- Major Additions: Brian Gibbons, Carter Rowney, Andrej Sustr, Luke Schenn, Chase De Leo.
- Major Subtractions: Antoine Vermette, Jason Chimera, Derek Grant, Kevin Bieksa, Francois Beauchemin.
- Other stuff: Signed John Gibson to an eight-year extension, signed Adam Henrique to a five-year extension, signed Ondrej Kase to a three-year contract, signed Brandon Montour to a two-year contract.
Far and away their biggest splash of the summer for the Ducks came when they inked Gibson to a massive eight-year deal worth $6.4 million annually. That’s a pretty nice cap hit for somebody as good as Gibson at the moment, but making an eight-year investment on a goaltender is virtually unheard of. Regardless, they believe Gibson is the guy, and, well, he has been since entering the league. Gibson is only 25 years old and he sports a .923 save percentage over 178 career games.
The other big deal they handed out was a five-year extension to Henrique, who fit into their lineup seamlessly after being acquired from New Jersey. Kase and Montour, two good young players, were also given multi-year deals, meaning the Ducks have their entire core locked up for the next two seasons.
In terms of additions and subtractions, there wasn’t much notable coming in or out. The Ducks waved goodbye to some old dead weight, letting Antoine Vermette, Jason Chimera, Kevin Bieksa, and Francois Beauchemin walk in free agency. They added Brian Gibbons, Carter Rowney, Luke Schenn, and Andrej Sustr in free agency to replace them, meaning the Ducks are significantly younger than they were last season.
What’s going to happen this season?
This is a really difficult team to bet against. Like I said, they just never go away. It always looks like the Ducks are going to take a step back given their ageing core, but it doesn’t happen. The same thing happens every single year. They get off to a slow-ish start, kinda trade water, and then they go on a late-season surge. Even with Perry and Kesler looking like shells of their former selves, the Ducks find a way to stay relevant.

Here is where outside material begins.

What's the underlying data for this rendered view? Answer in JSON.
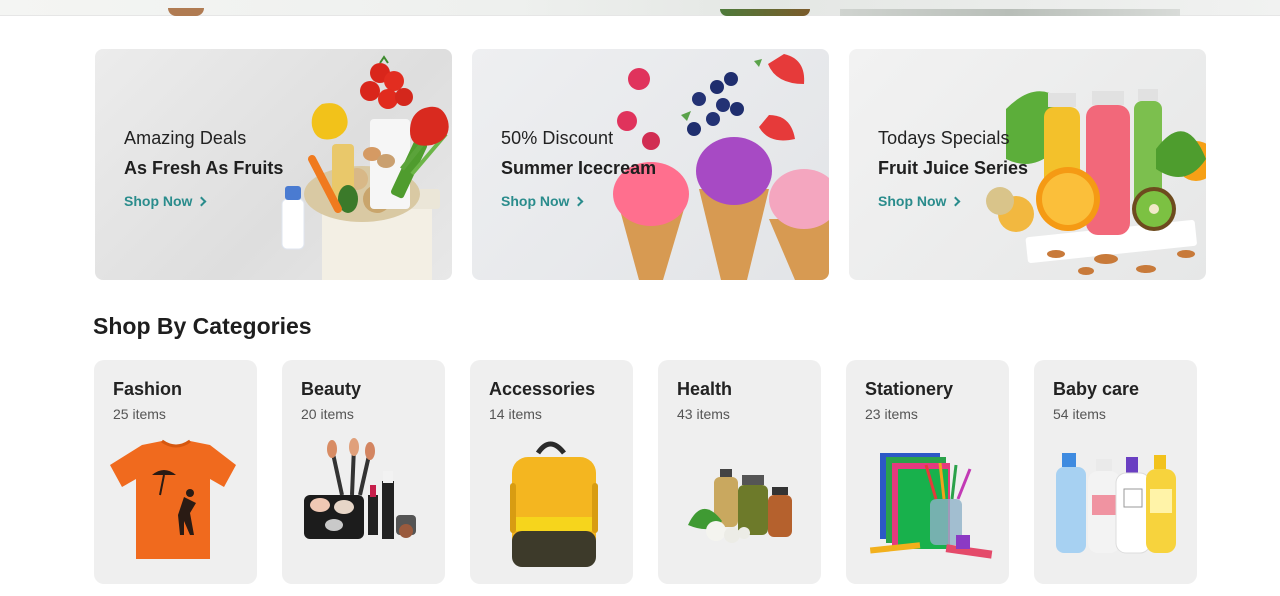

Usually, when you look at a team in a league with as much parity as the NHL, you think something along the lines of “okay, barring injury and disaster, this team should be good.” The Ducks did deal with injury and disaster last year. Getzlaf and Kesler were out of the lineup at the same time and Perry looked like a corpse, but they still managed to survive.
So, can we really say this is going to be the year the Ducks take a step back? I mean, they didn’t take a step back last year when Perry and Kesler combined for 25 goals. They’re a better team on paper than they were last season, as the players who left in free agency were old and bad and they got replaced by players who are younger and not as bad.
Ultimately, Anaheim still has the one consistent recipe for success down — good defence and goaltending. A blueline that features an offensive pair of Fowler and Montour and a shutdown pair of Manson and Lindholm with Gibson and Miller in net is going to be successful, even if the team struggles to score goals.
We’d all love to see the Ducks go away, but it’s not something I would bet on.